Mrs. Hiram Hammond barely had a chance to settle in to her retirement in the town of Postville, Allamakee County, Iowa, before an unfortunate event warranted her a mention in the local newspaper.1
As reported in The Postville Weekly Review on 29 May 1893, “Some miserable sneak thief stole some potted house plants from the residence of Mrs. Hiram Hammond, on Tuesday night. The most contemptible part of it was that those not carried off were mashed and destroyed. They were left out of doors without thought of danger. A man that would do such a dastardly act is not a safe member of society in any respect.”2
Well then! I can only imagine that poor Mrs. Hiram Hammond – born Eva Margaret Stoehr – must have been most distressed at this unexpected turn of events. She had likely only recently moved to town, while her husband prepared to put their farm up for sale.3 Hiram had turned eighty that year, while his wife was over sixty.4 After years of labor on their farm, they must have looked forward to a quiet life in town.
Postville was certainly not a large community, yet apparently large enough that a man (or, perhaps much more likely, a teenage boy) could get away with a destructive prank. However, if this was the worst that Postville had to report, it seems that things really may not have been all that bad! One can only hope that in the years to come, Mrs. Hiram Hammond was able to enjoy her potted house plants without further incident.
What is one of your favorite stories about an ancestor that you’ve found in a historic newspaper database? There are several excellent databases out there; so far, I’ve had positive experiences with Chronicling America (free) and NewspaperArchive (subscription). Be aware that different databases may offer access to different areas and periods of coverage.
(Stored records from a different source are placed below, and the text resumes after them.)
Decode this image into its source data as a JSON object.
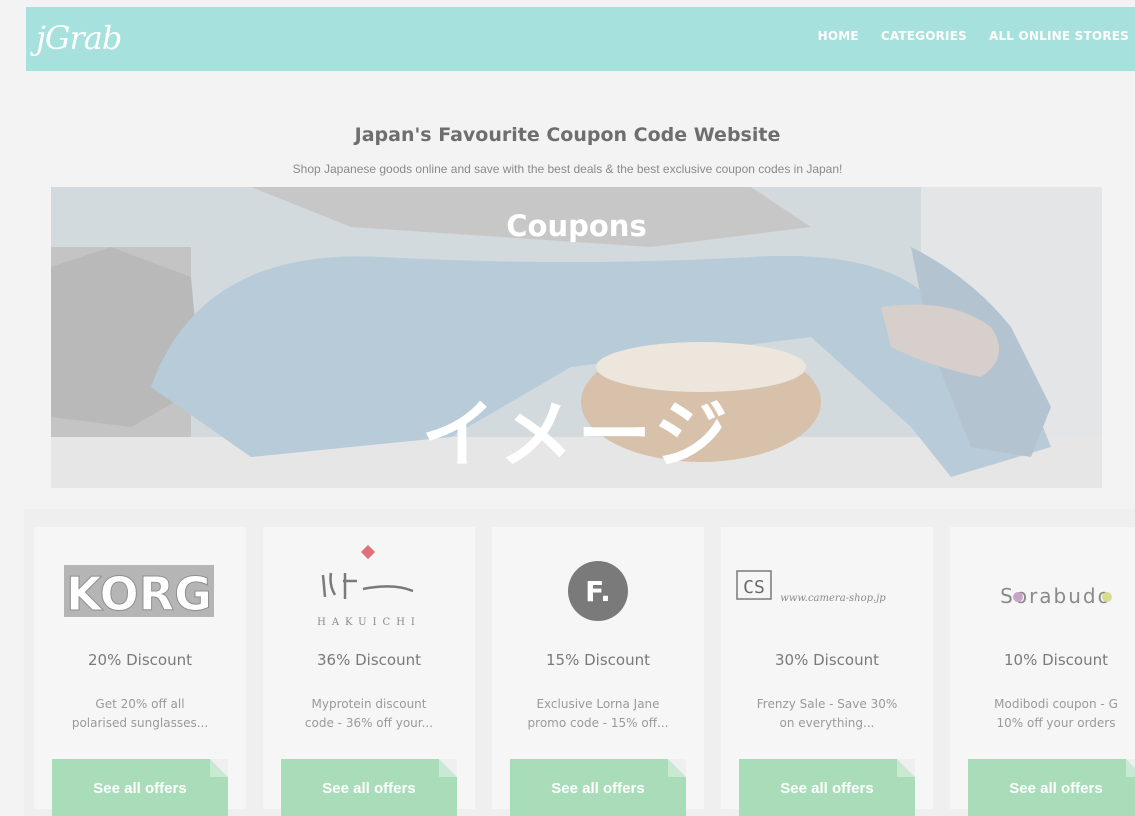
{
  "header": {
    "logo": "jGrab",
    "nav": [
      "HOME",
      "CATEGORIES",
      "ALL ONLINE STORES"
    ]
  },
  "hero": {
    "title": "Japan's Favourite Coupon Code Website",
    "subtitle": "Shop Japanese goods online and save with the best deals & the best exclusive coupon codes in Japan!"
  },
  "banner": {
    "label": "Coupons",
    "overlay": "イメージ"
  },
  "cards": [
    {
      "logo": "KORG",
      "discount": "20% Discount",
      "desc_line1": "Get 20% off all",
      "desc_line2": "polarised sunglasses...",
      "button": "See all offers"
    },
    {
      "logo": "HAKUICHI",
      "discount": "36% Discount",
      "desc_line1": "Myprotein discount",
      "desc_line2": "code - 36% off your...",
      "button": "See all offers"
    },
    {
      "logo": "F.",
      "discount": "15% Discount",
      "desc_line1": "Exclusive Lorna Jane",
      "desc_line2": "promo code - 15% off...",
      "button": "See all offers"
    },
    {
      "logo": "CS",
      "logo_sub": "www.camera-shop.jp",
      "discount": "30% Discount",
      "desc_line1": "Frenzy Sale - Save 30%",
      "desc_line2": "on everything...",
      "button": "See all offers"
    },
    {
      "logo": "Sorabudo",
      "discount": "10% Discount",
      "desc_line1": "Modibodi coupon - G",
      "desc_line2": "10% off your orders",
      "button": "See all offers"
    }
  ],
  "colors": {
    "header": "#a6e1dd",
    "button": "#a9dcb9",
    "background": "#f3f3f3"
  }
}
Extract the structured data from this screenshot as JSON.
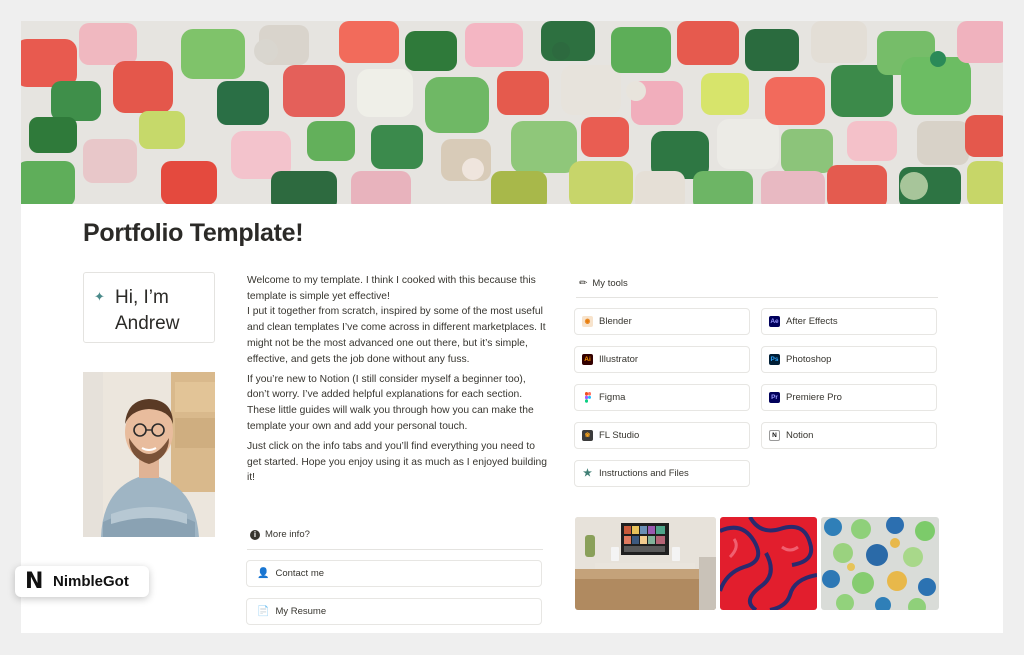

Also be sure to find out whether your local library provides free access to any useful newspaper databases, which can often be accessed from home.
1 “Local Review,” The Postville (Iowa) Weekly Review, 29 May 1893, p. 1, col. 4; digital images, Newspaper Archive (http://www.newspaperarchive.com : accessed 18 February 2014).
2 “Local Review,” The Postville (Iowa) Weekly Review, 29 May 1893.
3 “Farm for Sale,” The Graphic (Postville, Iowa), 29 June 1893, p. 1, col. 4; digital images, Newspaper Archive (http://www.newspaperarchive.com : accessed 18 February 2014).
4 Grave of Hiram H. Hammond (1813-1896) and Eva M. Hammond (1831-1906), Garnavillo City Cemetery, Garnavillo, Clayton County, Iowa; digital image 2007, privately held by Melanie Frick, 2014.
I want to let you know that your blog post is listed in my Fab Finds post today at http://janasgenealogyandfamilyhistory.blogspot.com/2014/02/follow-friday-fab-finds-for-february-21.html
Have a great weekend!
Thank you, Jana! I love following your finds each week. Have a great weekend as well!
Pingback: An Ancestor with an Alias Revisited | Homestead Genealogical Research
Pingback: Tombstone Tuesday: Hiram and Eva Margaret (Stoehr) Hammond | Homestead Genealogical Research